Continue reading “Internationalisation – the key component of Employability”

It Ain’t What You Do

During a lull in a long meeting over the summer, a couple of colleagues at INTO were wrestling over our “elevator pitch” – what makes us distinctive. And we then broadened it out to think about ways in which universities can communicate their distinctiveness, a word appearing on many people’s lips across the sector. It’s difficult  when there is so much change and much analysis is unremittingly bleak.

The first years of this decade have brought us funding challenges on both sides of the Atlantic, the emergence of the discerning customer, disruptive market entrants to higher education, confusing and poorly executed government policy on student visas and so on.  It’s not easy being a traditional university in this environment. Moreover, after years of steady and quota-secured growth in tertiary enrolments, universities are facing serious structural challenges as various quasi-markets are created by government policy. The squeezed middle is very real.

Continue reading “It Ain’t What You Do”

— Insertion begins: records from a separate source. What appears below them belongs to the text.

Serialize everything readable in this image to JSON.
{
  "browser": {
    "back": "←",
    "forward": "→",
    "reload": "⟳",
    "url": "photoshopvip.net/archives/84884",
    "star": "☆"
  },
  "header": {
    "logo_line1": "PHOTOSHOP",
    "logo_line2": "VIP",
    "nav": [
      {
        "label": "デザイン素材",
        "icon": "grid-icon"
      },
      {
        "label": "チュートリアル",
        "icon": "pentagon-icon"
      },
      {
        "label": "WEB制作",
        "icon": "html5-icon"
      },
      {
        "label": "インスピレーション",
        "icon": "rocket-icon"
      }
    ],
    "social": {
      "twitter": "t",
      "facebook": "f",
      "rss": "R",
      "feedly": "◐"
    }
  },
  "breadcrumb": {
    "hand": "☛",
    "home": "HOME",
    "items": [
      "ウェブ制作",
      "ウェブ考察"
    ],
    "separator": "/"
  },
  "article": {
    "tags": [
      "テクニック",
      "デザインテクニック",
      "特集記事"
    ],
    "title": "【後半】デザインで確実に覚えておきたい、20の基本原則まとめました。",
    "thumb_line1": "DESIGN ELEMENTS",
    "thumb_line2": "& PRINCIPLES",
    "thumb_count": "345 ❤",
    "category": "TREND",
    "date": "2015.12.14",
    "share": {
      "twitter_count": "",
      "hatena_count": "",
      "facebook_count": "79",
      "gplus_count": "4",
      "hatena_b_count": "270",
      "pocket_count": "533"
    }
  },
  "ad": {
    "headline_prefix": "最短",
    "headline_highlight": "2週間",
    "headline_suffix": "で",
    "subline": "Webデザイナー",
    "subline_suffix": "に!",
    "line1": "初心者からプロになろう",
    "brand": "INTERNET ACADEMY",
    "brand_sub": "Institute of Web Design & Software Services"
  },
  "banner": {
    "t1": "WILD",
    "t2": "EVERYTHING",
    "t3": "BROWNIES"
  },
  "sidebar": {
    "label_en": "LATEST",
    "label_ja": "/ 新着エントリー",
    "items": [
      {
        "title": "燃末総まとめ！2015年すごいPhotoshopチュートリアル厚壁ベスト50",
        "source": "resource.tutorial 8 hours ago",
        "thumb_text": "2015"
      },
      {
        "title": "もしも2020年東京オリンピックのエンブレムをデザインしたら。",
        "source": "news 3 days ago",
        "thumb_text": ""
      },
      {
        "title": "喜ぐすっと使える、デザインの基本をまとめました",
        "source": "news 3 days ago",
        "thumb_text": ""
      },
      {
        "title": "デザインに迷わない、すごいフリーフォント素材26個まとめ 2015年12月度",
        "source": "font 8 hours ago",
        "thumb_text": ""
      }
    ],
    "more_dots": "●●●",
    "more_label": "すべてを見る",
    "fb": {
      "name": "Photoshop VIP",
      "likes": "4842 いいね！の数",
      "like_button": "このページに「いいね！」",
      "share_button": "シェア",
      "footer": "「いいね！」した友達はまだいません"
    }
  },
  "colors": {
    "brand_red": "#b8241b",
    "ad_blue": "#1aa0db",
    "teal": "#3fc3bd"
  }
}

Comprehensive internationalisation: the power of partnerships

internationalisationINTO’s Director of Academic Affairs for the USA, JoAnn McCarthy, has recently co-authored a paper on internationalisation in the educational industry. In this blog she gives an overview of the paper and her thoughts on international study.

A complement to John K. Hudzik’s earlier publication, “Comprehensive Internationalization: From Concept to Action”, this most recent joint effort, entitled “Leading Comprehensive Internationalization: Strategy and Tactics for Action,” provides practical guidelines for starting, sustaining, and evaluating a comprehensive internationalisation agenda in a wide range of institutional types. Continue reading “Comprehensive internationalisation: the power of partnerships”

Engineering change in US higher education through public/private partnerships

INTO USFAn increasing number of higher education institutions in the United States are now financially unsustainable and debt-ridden according to a new report that surveyed almost 2,000 private and public schools from consulting company Bain & Co. and Sterling Partners, a US-based private-equity firm.

University debt in the US is increasing annually at 12 per cent per year with the report attributing gross financial mismanagement and a lack of sustainable business models as two damaging factors. Continue reading “Engineering change in US higher education through public/private partnerships”